Required action = The data must be returned exactly. No line may be left out.

[Available data — start]

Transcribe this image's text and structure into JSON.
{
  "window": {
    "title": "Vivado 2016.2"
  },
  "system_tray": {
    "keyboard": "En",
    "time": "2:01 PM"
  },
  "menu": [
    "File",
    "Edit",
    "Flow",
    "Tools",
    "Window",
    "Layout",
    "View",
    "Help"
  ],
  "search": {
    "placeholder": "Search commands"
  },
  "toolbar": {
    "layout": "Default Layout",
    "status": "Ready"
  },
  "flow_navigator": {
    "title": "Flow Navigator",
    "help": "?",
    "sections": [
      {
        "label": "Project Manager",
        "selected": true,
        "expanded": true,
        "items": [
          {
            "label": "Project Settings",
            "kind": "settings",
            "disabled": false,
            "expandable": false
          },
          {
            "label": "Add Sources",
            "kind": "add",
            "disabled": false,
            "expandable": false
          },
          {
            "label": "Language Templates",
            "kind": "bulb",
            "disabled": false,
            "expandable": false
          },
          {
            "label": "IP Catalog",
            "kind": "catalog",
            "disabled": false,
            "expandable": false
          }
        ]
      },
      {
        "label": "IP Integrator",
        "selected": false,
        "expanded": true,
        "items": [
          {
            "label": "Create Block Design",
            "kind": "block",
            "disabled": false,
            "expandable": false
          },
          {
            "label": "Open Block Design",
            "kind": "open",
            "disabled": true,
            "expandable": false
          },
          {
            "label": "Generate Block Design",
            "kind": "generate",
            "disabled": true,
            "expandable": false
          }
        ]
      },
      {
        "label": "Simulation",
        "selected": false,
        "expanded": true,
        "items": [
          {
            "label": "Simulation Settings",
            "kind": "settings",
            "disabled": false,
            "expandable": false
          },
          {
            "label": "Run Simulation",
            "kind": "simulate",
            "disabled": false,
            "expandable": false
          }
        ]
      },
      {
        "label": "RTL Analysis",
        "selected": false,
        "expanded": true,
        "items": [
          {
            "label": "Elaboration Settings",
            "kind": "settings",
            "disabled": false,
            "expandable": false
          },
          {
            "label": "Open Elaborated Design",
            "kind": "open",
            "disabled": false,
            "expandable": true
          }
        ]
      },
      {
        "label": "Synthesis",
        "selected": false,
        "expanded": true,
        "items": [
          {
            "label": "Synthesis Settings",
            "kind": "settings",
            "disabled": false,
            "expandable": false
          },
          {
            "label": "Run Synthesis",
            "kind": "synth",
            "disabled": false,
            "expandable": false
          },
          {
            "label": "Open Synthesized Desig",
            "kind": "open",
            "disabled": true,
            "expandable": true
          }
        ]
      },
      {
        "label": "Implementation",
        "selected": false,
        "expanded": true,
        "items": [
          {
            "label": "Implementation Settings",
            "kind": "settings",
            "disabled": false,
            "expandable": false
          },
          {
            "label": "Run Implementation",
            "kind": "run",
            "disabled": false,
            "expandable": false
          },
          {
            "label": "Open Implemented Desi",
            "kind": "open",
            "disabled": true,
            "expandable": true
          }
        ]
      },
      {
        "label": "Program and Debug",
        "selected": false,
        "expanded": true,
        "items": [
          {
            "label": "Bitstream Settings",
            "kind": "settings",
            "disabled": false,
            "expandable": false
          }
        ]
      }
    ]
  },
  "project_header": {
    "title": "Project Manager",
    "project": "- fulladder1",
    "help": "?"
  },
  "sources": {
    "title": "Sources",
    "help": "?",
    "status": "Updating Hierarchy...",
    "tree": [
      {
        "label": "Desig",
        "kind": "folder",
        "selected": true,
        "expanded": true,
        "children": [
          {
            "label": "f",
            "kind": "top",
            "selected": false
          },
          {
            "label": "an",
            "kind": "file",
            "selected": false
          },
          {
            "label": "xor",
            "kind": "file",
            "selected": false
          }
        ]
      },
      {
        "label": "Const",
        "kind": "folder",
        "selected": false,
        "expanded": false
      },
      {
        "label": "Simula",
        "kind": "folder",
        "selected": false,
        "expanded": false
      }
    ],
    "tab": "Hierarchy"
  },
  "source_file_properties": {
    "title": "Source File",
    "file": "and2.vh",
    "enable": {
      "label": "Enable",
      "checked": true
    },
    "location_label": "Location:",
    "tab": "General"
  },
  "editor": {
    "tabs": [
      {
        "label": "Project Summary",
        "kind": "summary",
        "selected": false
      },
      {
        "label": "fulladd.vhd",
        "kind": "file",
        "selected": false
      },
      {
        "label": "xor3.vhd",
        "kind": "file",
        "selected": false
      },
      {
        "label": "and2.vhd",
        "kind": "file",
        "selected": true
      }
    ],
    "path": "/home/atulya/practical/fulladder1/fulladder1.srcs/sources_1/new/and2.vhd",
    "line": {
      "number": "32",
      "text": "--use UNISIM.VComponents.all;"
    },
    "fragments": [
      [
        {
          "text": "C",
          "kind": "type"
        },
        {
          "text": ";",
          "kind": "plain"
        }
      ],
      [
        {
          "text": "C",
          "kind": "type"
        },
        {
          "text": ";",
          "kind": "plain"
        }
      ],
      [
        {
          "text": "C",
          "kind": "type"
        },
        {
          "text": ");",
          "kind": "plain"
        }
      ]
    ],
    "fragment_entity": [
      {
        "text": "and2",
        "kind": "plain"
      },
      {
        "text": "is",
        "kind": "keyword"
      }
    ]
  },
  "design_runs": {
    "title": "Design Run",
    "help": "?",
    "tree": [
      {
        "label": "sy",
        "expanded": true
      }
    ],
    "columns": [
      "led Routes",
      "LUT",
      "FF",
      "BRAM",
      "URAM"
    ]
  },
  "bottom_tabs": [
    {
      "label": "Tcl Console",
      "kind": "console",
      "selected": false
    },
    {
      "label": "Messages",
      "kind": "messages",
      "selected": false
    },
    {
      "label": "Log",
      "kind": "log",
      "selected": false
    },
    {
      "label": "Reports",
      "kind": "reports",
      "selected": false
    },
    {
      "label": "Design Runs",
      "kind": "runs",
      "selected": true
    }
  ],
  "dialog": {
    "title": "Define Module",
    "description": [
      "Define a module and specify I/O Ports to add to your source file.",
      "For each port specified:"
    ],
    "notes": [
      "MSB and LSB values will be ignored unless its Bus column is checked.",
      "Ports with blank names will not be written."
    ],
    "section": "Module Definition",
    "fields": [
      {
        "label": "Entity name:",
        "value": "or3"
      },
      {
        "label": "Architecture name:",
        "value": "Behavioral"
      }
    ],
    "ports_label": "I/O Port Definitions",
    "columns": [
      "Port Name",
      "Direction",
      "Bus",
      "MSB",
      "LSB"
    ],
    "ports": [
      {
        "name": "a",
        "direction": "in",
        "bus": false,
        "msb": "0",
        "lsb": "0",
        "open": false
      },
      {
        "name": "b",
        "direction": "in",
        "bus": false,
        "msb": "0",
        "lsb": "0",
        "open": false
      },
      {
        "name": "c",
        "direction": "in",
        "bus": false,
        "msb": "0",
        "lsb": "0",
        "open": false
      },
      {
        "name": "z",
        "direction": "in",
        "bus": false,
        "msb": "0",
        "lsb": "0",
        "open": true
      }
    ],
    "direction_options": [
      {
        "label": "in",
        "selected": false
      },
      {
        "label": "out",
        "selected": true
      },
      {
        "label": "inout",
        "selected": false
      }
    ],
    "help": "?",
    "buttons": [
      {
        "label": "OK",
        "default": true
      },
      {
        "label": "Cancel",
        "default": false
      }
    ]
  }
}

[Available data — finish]

Reply =
Transcribe this image's text and structure into JSON.
{
  "window": {
    "title": "Vivado 2016.2"
  },
  "system_tray": {
    "keyboard": "En",
    "time": "2:01 PM"
  },
  "menu": [
    "File",
    "Edit",
    "Flow",
    "Tools",
    "Window",
    "Layout",
    "View",
    "Help"
  ],
  "search": {
    "placeholder": "Search commands"
  },
  "toolbar": {
    "layout": "Default Layout",
    "status": "Ready"
  },
  "flow_navigator": {
    "title": "Flow Navigator",
    "help": "?",
    "sections": [
      {
        "label": "Project Manager",
        "selected": true,
        "expanded": true,
        "items": [
          {
            "label": "Project Settings",
            "kind": "settings",
            "disabled": false,
            "expandable": false
          },
          {
            "label": "Add Sources",
            "kind": "add",
            "disabled": false,
            "expandable": false
          },
          {
            "label": "Language Templates",
            "kind": "bulb",
            "disabled": false,
            "expandable": false
          },
          {
            "label": "IP Catalog",
            "kind": "catalog",
            "disabled": false,
            "expandable": false
          }
        ]
      },
      {
        "label": "IP Integrator",
        "selected": false,
        "expanded": true,
        "items": [
          {
            "label": "Create Block Design",
            "kind": "block",
            "disabled": false,
            "expandable": false
          },
          {
            "label": "Open Block Design",
            "kind": "open",
            "disabled": true,
            "expandable": false
          },
          {
            "label": "Generate Block Design",
            "kind": "generate",
            "disabled": true,
            "expandable": false
          }
        ]
      },
      {
        "label": "Simulation",
        "selected": false,
        "expanded": true,
        "items": [
          {
            "label": "Simulation Settings",
            "kind": "settings",
            "disabled": false,
            "expandable": false
          },
          {
            "label": "Run Simulation",
            "kind": "simulate",
            "disabled": false,
            "expandable": false
          }
        ]
      },
      {
        "label": "RTL Analysis",
        "selected": false,
        "expanded": true,
        "items": [
          {
            "label": "Elaboration Settings",
            "kind": "settings",
            "disabled": false,
            "expandable": false
          },
          {
            "label": "Open Elaborated Design",
            "kind": "open",
            "disabled": false,
            "expandable": true
          }
        ]
      },
      {
        "label": "Synthesis",
        "selected": false,
        "expanded": true,
        "items": [
          {
            "label": "Synthesis Settings",
            "kind": "settings",
            "disabled": false,
            "expandable": false
          },
          {
            "label": "Run Synthesis",
            "kind": "synth",
            "disabled": false,
            "expandable": false
          },
          {
            "label": "Open Synthesized Desig",
            "kind": "open",
            "disabled": true,
            "expandable": true
          }
        ]
      },
      {
        "label": "Implementation",
        "selected": false,
        "expanded": true,
        "items": [
          {
            "label": "Implementation Settings",
            "kind": "settings",
            "disabled": false,
            "expandable": false
          },
          {
            "label": "Run Implementation",
            "kind": "run",
            "disabled": false,
            "expandable": false
          },
          {
            "label": "Open Implemented Desi",
            "kind": "open",
            "disabled": true,
            "expandable": true
          }
        ]
      },
      {
        "label": "Program and Debug",
        "selected": false,
        "expanded": true,
        "items": [
          {
            "label": "Bitstream Settings",
            "kind": "settings",
            "disabled": false,
            "expandable": false
          }
        ]
      }
    ]
  },
  "project_header": {
    "title": "Project Manager",
    "project": "- fulladder1",
    "help": "?"
  },
  "sources": {
    "title": "Sources",
    "help": "?",
    "status": "Updating Hierarchy...",
    "tree": [
      {
        "label": "Desig",
        "kind": "folder",
        "selected": true,
        "expanded": true,
        "children": [
          {
            "label": "f",
            "kind": "top",
            "selected": false
          },
          {
            "label": "an",
            "kind": "file",
            "selected": false
          },
          {
            "label": "xor",
            "kind": "file",
            "selected": false
          }
        ]
      },
      {
        "label": "Const",
        "kind": "folder",
        "selected": false,
        "expanded": false
      },
      {
        "label": "Simula",
        "kind": "folder",
        "selected": false,
        "expanded": false
      }
    ],
    "tab": "Hierarchy"
  },
  "source_file_properties": {
    "title": "Source File",
    "file": "and2.vh",
    "enable": {
      "label": "Enable",
      "checked": true
    },
    "location_label": "Location:",
    "tab": "General"
  },
  "editor": {
    "tabs": [
      {
        "label": "Project Summary",
        "kind": "summary",
        "selected": false
      },
      {
        "label": "fulladd.vhd",
        "kind": "file",
        "selected": false
      },
      {
        "label": "xor3.vhd",
        "kind": "file",
        "selected": false
      },
      {
        "label": "and2.vhd",
        "kind": "file",
        "selected": true
      }
    ],
    "path": "/home/atulya/practical/fulladder1/fulladder1.srcs/sources_1/new/and2.vhd",
    "line": {
      "number": "32",
      "text": "--use UNISIM.VComponents.all;"
    },
    "fragments": [
      [
        {
          "text": "C",
          "kind": "type"
        },
        {
          "text": ";",
          "kind": "plain"
        }
      ],
      [
        {
          "text": "C",
          "kind": "type"
        },
        {
          "text": ";",
          "kind": "plain"
        }
      ],
      [
        {
          "text": "C",
          "kind": "type"
        },
        {
          "text": ");",
          "kind": "plain"
        }
      ]
    ],
    "fragment_entity": [
      {
        "text": "and2",
        "kind": "plain"
      },
      {
        "text": "is",
        "kind": "keyword"
      }
    ]
  },
  "design_runs": {
    "title": "Design Run",
    "help": "?",
    "tree": [
      {
        "label": "sy",
        "expanded": true
      }
    ],
    "columns": [
      "led Routes",
      "LUT",
      "FF",
      "BRAM",
      "URAM"
    ]
  },
  "bottom_tabs": [
    {
      "label": "Tcl Console",
      "kind": "console",
      "selected": false
    },
    {
      "label": "Messages",
      "kind": "messages",
      "selected": false
    },
    {
      "label": "Log",
      "kind": "log",
      "selected": false
    },
    {
      "label": "Reports",
      "kind": "reports",
      "selected": false
    },
    {
      "label": "Design Runs",
      "kind": "runs",
      "selected": true
    }
  ],
  "dialog": {
    "title": "Define Module",
    "description": [
      "Define a module and specify I/O Ports to add to your source file.",
      "For each port specified:"
    ],
    "notes": [
      "MSB and LSB values will be ignored unless its Bus column is checked.",
      "Ports with blank names will not be written."
    ],
    "section": "Module Definition",
    "fields": [
      {
        "label": "Entity name:",
        "value": "or3"
      },
      {
        "label": "Architecture name:",
        "value": "Behavioral"
      }
    ],
    "ports_label": "I/O Port Definitions",
    "columns": [
      "Port Name",
      "Direction",
      "Bus",
      "MSB",
      "LSB"
    ],
    "ports": [
      {
        "name": "a",
        "direction": "in",
        "bus": false,
        "msb": "0",
        "lsb": "0",
        "open": false
      },
      {
        "name": "b",
        "direction": "in",
        "bus": false,
        "msb": "0",
        "lsb": "0",
        "open": false
      },
      {
        "name": "c",
        "direction": "in",
        "bus": false,
        "msb": "0",
        "lsb": "0",
        "open": false
      },
      {
        "name": "z",
        "direction": "in",
        "bus": false,
        "msb": "0",
        "lsb": "0",
        "open": true
      }
    ],
    "direction_options": [
      {
        "label": "in",
        "selected": false
      },
      {
        "label": "out",
        "selected": true
      },
      {
        "label": "inout",
        "selected": false
      }
    ],
    "help": "?",
    "buttons": [
      {
        "label": "OK",
        "default": true
      },
      {
        "label": "Cancel",
        "default": false
      }
    ]
  }
}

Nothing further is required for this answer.